I am often asked what my favorite C. S. Lewis book is. It is such a difficult question to answer. Therefore, I often say, “Whatever C. S. Lewis book I happen to be reading at the time.” However, The Great Divorce has to be in my top five favorite Lewis books. I enjoy the story for Lewis’ picture of heaven, for the vignettes that reveal so much about our choices in this life, and for what Lewis teaches through this tale about Christ’s descent into hell.
Because Lewis is such a favorite author of mine, Lewis illustrations naturally find their way into my sermons, perhaps too often for the taste of some in various congregations I have served. However, for others, these little tit-bits from Lewis have encouraged them to read Lewis for the first time. I remember one parishioner who started reading The Great Divorce because of my frequent references to Lewis. However, I think she gave up part way through her reading because she was put off by certain phrases and references she could not understand.
Now, David Clark has provided a solution to that problem with his book, C. S. Lewis Goes to Heaven: A Reader’s Guide to The Great Divorce. This book may not have helped my friend unless she was willing to persevere with Lewis and have her mind greatly stretched. However, for the reader who loves Lewis and wants to penetrate more deeply into the meaning of one of his greatest books, Clark’s volume is a real treat. Despite having studied Lewis’ work in depth for quite some time, I learned many new things through reading Clark’s book.
Clark examines The Great Divorce from almost every conceivable angle: literary, theological, historical, biographical, dramatic and biblical. This 180-page study is divided into three major sections: on the Sociology, Geography and Theology of The Great Divorce. By “sociology”, Clark denotes his study of the characters and their various relations in Lewis’ story, and by “geography” he refers to the landscapes of Lewis’ book and how these landscapes illustrate spiritual principles. My favorite part of the book, however, is the examination of the theology of Lewis’ tale. I especially appreciated Clark’s presentation and defense of Lewis’ teaching on Christ’s descent into hell and the hope that offers for every person who has ever lived or will live to make an informed choice to follow Christ.
In addition to these three major sections of the book, Clark offers a glossary of terms (something that would have been most helpful to my stumped parishioner), some notes on Lewis’ sources, and three appendices offering a summary of characters, a guide to biblical references and a guide to historical personages and literary references. Some of Clark’s guesses as to historical persons lying behind Lewis’ fictional characters in the book were most intriguing.
While Clark’s volume may provide more information and background to The Great Divorce than most readers would want, for others (like me) this work may not go far enough. Regarding the theology behind The Great Divorce, I would have appreciated an exploration of Lewis’ leaning toward annihilationism in his thought on hell. Furthermore, Clark fails to clearly distinguish Lewis’ stance as an inclusivist in contrast to George MacDonald’s tendencies toward universalism. At points, Clark lacks accuracy when he touches on some biographical details related to Lewis and MacDonald, but these points are so slight, they do not detract from the overall contribution of this work to Lewis studies.

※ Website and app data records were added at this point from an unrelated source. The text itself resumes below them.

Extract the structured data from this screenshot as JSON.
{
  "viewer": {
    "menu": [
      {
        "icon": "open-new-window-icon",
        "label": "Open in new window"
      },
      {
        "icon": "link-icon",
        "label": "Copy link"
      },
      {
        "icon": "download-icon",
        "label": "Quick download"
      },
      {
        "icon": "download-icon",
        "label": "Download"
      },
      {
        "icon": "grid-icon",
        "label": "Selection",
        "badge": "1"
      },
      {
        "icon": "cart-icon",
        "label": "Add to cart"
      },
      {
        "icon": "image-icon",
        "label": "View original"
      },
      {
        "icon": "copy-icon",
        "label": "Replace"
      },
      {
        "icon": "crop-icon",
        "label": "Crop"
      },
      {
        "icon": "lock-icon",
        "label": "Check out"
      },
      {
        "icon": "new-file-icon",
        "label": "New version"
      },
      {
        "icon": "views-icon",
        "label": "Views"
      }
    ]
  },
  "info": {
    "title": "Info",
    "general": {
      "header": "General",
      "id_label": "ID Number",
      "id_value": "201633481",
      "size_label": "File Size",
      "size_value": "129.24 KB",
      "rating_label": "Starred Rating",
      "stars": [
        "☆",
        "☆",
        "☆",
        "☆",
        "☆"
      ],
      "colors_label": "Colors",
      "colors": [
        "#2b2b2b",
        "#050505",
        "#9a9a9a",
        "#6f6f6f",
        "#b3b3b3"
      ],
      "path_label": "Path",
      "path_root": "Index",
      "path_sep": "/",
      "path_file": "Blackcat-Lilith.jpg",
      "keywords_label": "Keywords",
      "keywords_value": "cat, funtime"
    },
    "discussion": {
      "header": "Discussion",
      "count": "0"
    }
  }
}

In summary, I found C. S. Lewis Goes to Heaven to be both intellectually expanding and even at points devotionally edifying. I recommend this book to all readers who want to learn more about the meaning of one of Lewis’ greatest works and the wealth of literary sources that fed Lewis’ wide-ranging imagination.
To learn more about C. S. Lewis Goes to Heaven or to purchase the book, click here: